A body of the United Nations (UN) is set to call on governments across the world to decriminalise the use and possession of drugs for personal consumption for all drugs, according to reports.

The UN Office on Drugs and Crime (UNODC), a department "mandated to assist member states in their struggle against illicit drugs, crime and terrorism" is set to issue a statement calling for a total relaxation of the current laws in order to end the "needless criminalisation" of millions of drug users around the world.

The decision is being described as a "refreshing shift" by Virgin Group founder Sir Richard Branson, a long-time advocate of the decriminalisation of drugs and member of the Global Commission on Drug Policy, a group of former world leaders, politicians and UN members who are calling for the overhaul of the current drugs laws seen across most of the world.

In a blog post on the Virgin website, Branson said there is an "as-yet unreleased statement circulated to the BBC, myself and others" by the UNODC – who have shaped much of global drug policy for decades – which states its desire for a change in the current drug laws.

Branson wrote: "Together with countless other tireless advocates, I've for years argued that we should treat drug use as a health issue, not as a crime.
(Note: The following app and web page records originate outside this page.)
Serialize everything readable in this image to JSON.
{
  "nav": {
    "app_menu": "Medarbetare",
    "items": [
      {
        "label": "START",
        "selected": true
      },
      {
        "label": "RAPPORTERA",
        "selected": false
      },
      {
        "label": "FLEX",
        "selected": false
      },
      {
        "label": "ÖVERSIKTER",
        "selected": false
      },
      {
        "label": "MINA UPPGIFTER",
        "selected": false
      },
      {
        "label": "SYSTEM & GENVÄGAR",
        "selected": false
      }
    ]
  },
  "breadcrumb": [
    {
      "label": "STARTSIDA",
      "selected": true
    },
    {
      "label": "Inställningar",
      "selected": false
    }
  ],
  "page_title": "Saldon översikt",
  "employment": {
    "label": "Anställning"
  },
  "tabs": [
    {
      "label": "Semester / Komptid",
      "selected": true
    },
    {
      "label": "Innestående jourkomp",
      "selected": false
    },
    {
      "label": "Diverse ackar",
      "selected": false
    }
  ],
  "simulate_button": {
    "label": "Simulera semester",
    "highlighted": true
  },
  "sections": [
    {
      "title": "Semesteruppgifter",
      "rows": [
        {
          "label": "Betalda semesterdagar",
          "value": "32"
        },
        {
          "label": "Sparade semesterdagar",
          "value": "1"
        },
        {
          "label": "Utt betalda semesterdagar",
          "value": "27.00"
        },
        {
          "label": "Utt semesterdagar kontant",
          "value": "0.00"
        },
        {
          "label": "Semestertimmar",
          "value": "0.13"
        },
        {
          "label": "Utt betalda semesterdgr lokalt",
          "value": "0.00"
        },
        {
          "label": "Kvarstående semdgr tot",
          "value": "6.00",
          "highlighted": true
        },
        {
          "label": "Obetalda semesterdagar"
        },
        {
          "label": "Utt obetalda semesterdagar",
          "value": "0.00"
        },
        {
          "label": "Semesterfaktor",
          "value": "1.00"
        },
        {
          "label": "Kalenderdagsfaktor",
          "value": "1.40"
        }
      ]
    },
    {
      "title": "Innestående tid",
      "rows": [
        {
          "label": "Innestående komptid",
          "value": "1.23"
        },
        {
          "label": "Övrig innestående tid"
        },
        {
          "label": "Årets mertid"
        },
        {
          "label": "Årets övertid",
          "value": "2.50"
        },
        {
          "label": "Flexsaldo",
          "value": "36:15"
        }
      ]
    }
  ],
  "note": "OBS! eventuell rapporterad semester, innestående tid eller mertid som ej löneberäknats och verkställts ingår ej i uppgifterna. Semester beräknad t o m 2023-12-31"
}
While the vast majority of recreational drug users never experience any problems, people who struggle with drug addiction deserve access to treatment, not a prison cell.

"Yet, in their zeal for chasing the illusion of a drug-free world, governments have poured billions into tough law enforcement that did nothing to reduce drug supply or demand, or take control from the criminal organisations in charge of the global drug trade.

"In the US alone, over 1.5 million people were arrested in 2014 on non-violent drug charges, 83% of those solely for possession. Globally, more than one in five people sentenced to prison are sentenced for drug offences.

"It's exciting that the UNODC has now unequivocally stated that criminalisation is harmful, unnecessary and disproportionate, echoing concerns about the immense human and economic costs of current drug policies voiced earlier by UNAIDS, the World Health Organization, UNDP, the UN high commissioner for human rights, UN Women, Kofi Annan and UN secretary-general Ban Ki-moon."

In a press conference in January 2014 by the Global Commission on Drug Policy, Branson compared the war on drugs to a failing business that has got "worse and worse" over the past 50 years.

He was speaking following the publication of the commission's report, Taking Control: Pathways To Drug Policies That Work, which urged world leaders to "break the taboo" and admit the way on drugs is a "failure". It was backed by backed by former presidents of Brazil, Mexico and Switzerland, among others, as well as Annan, and former UN high commissioner for human rights Louise Arbour.